> _TASK INPUTS_
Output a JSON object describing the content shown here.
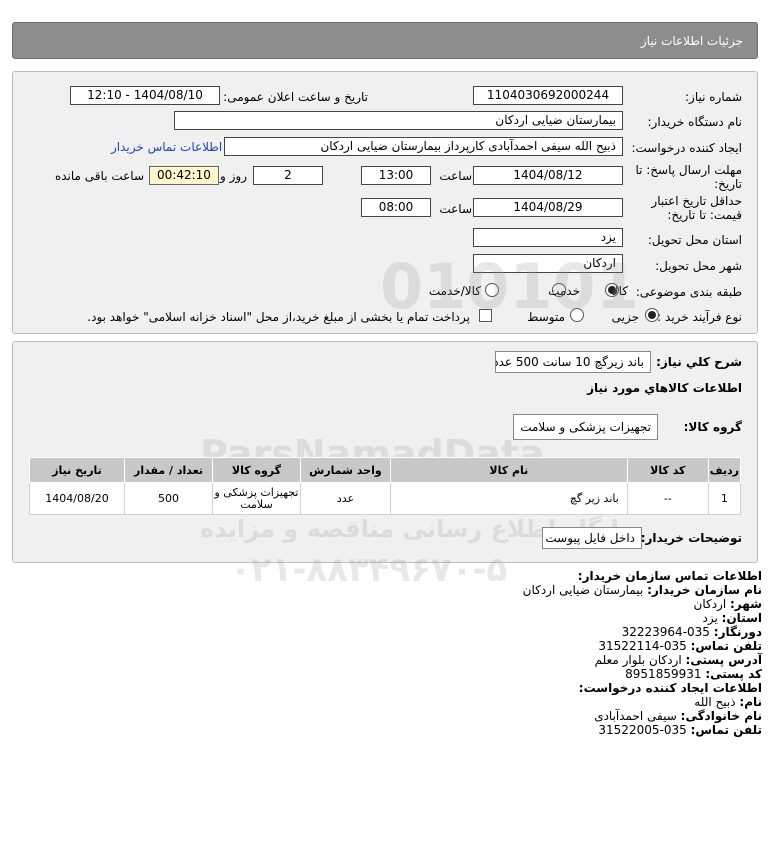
{
  "header": {
    "title": "جزئیات اطلاعات نیاز"
  },
  "info": {
    "need_number_label": "شماره نیاز:",
    "need_number": "1104030692000244",
    "announce_label": "تاریخ و ساعت اعلان عمومی:",
    "announce_value": "1404/08/10 - 12:10",
    "buyer_label": "نام دستگاه خریدار:",
    "buyer_value": "بیمارستان ضیایی اردکان",
    "creator_label": "ایجاد کننده درخواست:",
    "creator_value": "ذبیح الله سیفی احمدآبادی کارپرداز بیمارستان ضیایی اردکان",
    "contact_link": "اطلاعات تماس خریدار",
    "deadline_label": "مهلت ارسال پاسخ: تا تاریخ:",
    "deadline_date": "1404/08/12",
    "time_label": "ساعت",
    "deadline_time": "13:00",
    "days_value": "2",
    "days_label": "روز و",
    "remain_value": "00:42:10",
    "remain_label": "ساعت باقی مانده",
    "validity_label": "حداقل تاریخ اعتبار قیمت: تا تاریخ:",
    "validity_date": "1404/08/29",
    "validity_time": "08:00",
    "province_label": "استان محل تحویل:",
    "province_value": "یزد",
    "city_label": "شهر محل تحویل:",
    "city_value": "اردکان",
    "category_label": "طبقه بندی موضوعی:",
    "category_options": [
      "کالا",
      "خدمت",
      "کالا/خدمت"
    ],
    "category_selected": "کالا",
    "process_label": "نوع فرآیند خرید :",
    "process_options": [
      "جزیی",
      "متوسط"
    ],
    "process_selected": "جزیی",
    "payment_note": "پرداخت تمام یا بخشی از مبلغ خرید،از محل \"اسناد خزانه اسلامی\" خواهد بود."
  },
  "needs": {
    "summary_label": "شرح کلي نياز:",
    "summary_value": "باند زیرگچ 10 سانت 500 عدد",
    "goods_info_label": "اطلاعات کالاهاي مورد نياز",
    "group_label": "گروه کالا:",
    "group_value": "تجهیزات پزشکی و سلامت",
    "table_headers": [
      "ردیف",
      "کد کالا",
      "نام کالا",
      "واحد شمارش",
      "گروه کالا",
      "تعداد / مقدار",
      "تاریخ نیاز"
    ],
    "rows": [
      [
        "1",
        "--",
        "باند زیر گچ",
        "عدد",
        "تجهیزات پزشکی و سلامت",
        "500",
        "1404/08/20"
      ]
    ],
    "buyer_notes_label": "توضیحات خریدار:",
    "buyer_notes_value": "داخل فایل پیوست"
  },
  "contact": {
    "title": "اطلاعات تماس سازمان خریدار:",
    "org_name_label": "نام سازمان خریدار:",
    "org_name_value": "بیمارستان ضیایی اردکان",
    "city_label": "شهر:",
    "city_value": "اردکان",
    "province_label": "استان:",
    "province_value": "یزد",
    "fax_label": "دورنگار:",
    "fax_value": "035-32223964",
    "phone_label": "تلفن تماس:",
    "phone_value": "035-31522114",
    "address_label": "آدرس پستی:",
    "address_value": "اردکان بلوار معلم",
    "postal_label": "کد پستی:",
    "postal_value": "8951859931",
    "creator_title": "اطلاعات ایجاد کننده درخواست:",
    "first_name_label": "نام:",
    "first_name_value": "ذبیح الله",
    "last_name_label": "نام خانوادگی:",
    "last_name_value": "سیفی احمدآبادی",
    "creator_phone_label": "تلفن تماس:",
    "creator_phone_value": "035-31522005"
  },
  "watermark": {
    "brand": "ParsNamadData",
    "tagline": "مرکز فراوری اطلاعات پارس نماد داده",
    "subline": "پایگاه اطلاع رسانی مناقصه و مزایده",
    "phone": "۰۲۱-۸۸۳۴۹۶۷۰-۵",
    "digits": "010101"
  }
}
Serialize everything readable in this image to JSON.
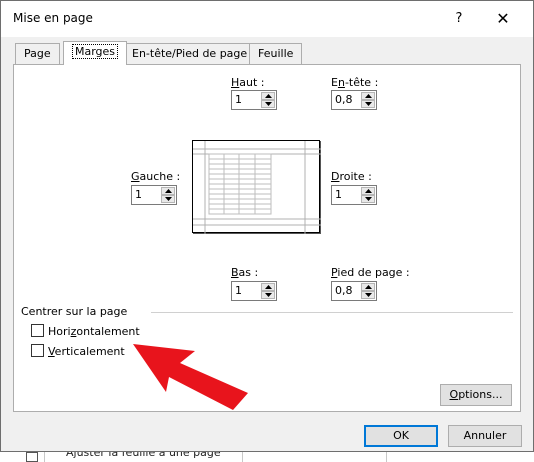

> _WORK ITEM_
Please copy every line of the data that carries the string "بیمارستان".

> _ANSWER BELOW_
    "buyer_value": "بیمارستان ضیایی اردکان",
    "creator_value": "ذبیح الله سیفی احمدآبادی کارپرداز بیمارستان ضیایی اردکان",
    "org_name_value": "بیمارستان ضیایی اردکان",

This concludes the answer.